Our annual budget book, Budgetnomics is here! In there are all the posts we have written on Budget 2017. Links below!
It was a budget you won’t remember. Nothing much really happened, other than the lower slab coming down to 5% and some new taxes on higher slabs. On the government expenditure front, there’s some focus on irrigation and rural development, but nothing much for most other places including defence.
What was attractive was that they didn’t do certain things people thought they might do. They didn’t introduce a cash transaction tax for banking. So you can still use cash without a penalty, except with certain limits now.
They didn’t introduce a long term capital gains tax for equities, but they did change the law so that such a tax will come back for a few people.
Markets have cheered the budget. And markets are doing their own thing, regardless of any macro overhang – we have low credit growth, still subdued profit growth and a change in global macro expectations of interest rates and policy, and yet, markets don’t think this is a problem. The thumbs up they have given the budget might well be the market ignoring negative factors as it’s prone to do in a euphoric period.

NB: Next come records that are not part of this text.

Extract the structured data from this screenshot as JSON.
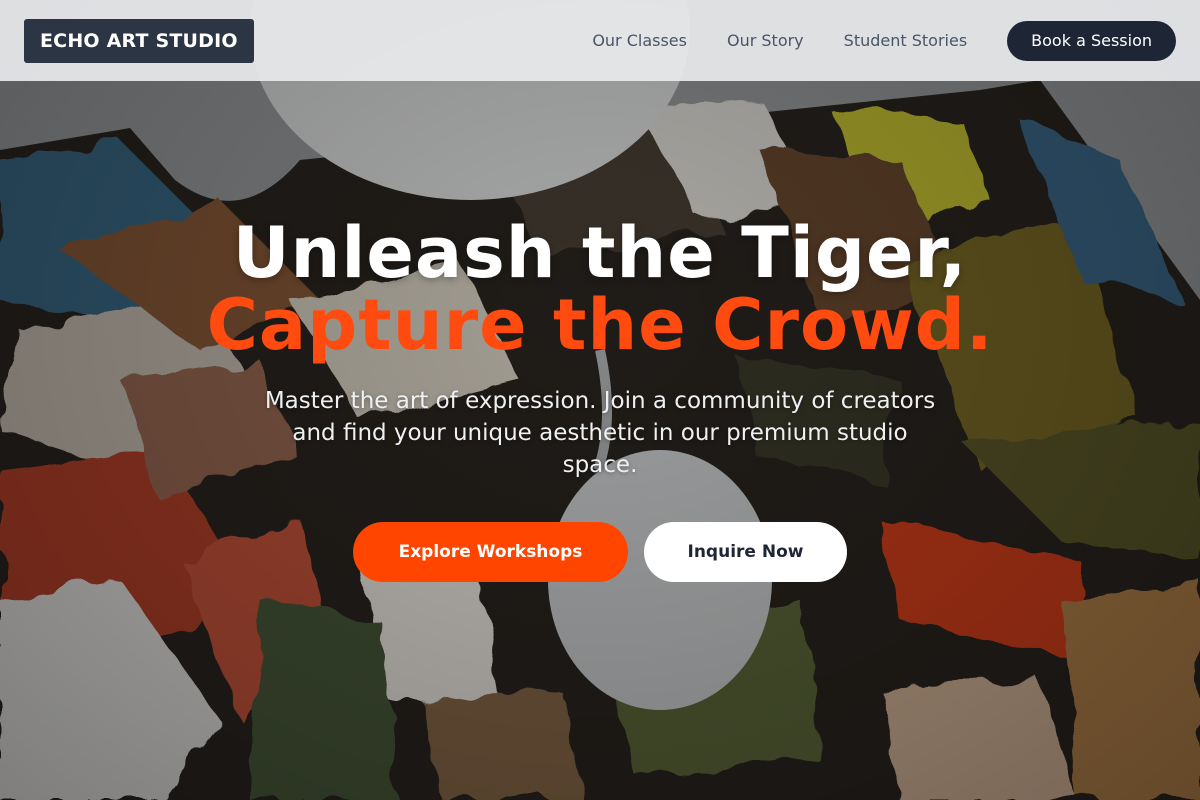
{
  "header": {
    "logo": "ECHO ART STUDIO",
    "nav": [
      {
        "label": "Our Classes"
      },
      {
        "label": "Our Story"
      },
      {
        "label": "Student Stories"
      }
    ],
    "cta_label": "Book a Session"
  },
  "hero": {
    "headline_line1": "Unleash the Tiger,",
    "headline_line2": "Capture the Crowd.",
    "subtext": "Master the art of expression. Join a community of creators and find your unique aesthetic in our premium studio space.",
    "primary_button": "Explore Workshops",
    "secondary_button": "Inquire Now"
  },
  "colors": {
    "accent": "#ff4500",
    "dark": "#1e2636",
    "logo_bg": "#2b3544",
    "header_bg": "#e8eaec"
  }
}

The boring nature of the budget is that it’s without a strong direction. While business growth has been slowing, the government isn’t making a push to increase spending dramatically – just a 6% increase.
However, this budget points to one thing: That big spending decisions might have to come along the way, rather than at a budget many months in advance. The dynamic nature of life means that things will change rapidly, and even more in this connected world. To wait till the budget, or to have to predict at budget time, is a convenience we can hardly afford.
Even if the budget gets less relevant, it will still be where tax changes come across and thus, always be a source of interest. This time, tax changes were the only thing that mattered. And the rest of the budget looks good on paper. Let’s hope reality doesn’t change things for the worse.
Every year as part of the Budget exercise, we release a book called Budgetonomics – It’s about the What, the Why, the How of the Budget. We hope you enjoy reading it.
This book is free for all readers on Capitalmind. Click here to download Budgetonomics 2016.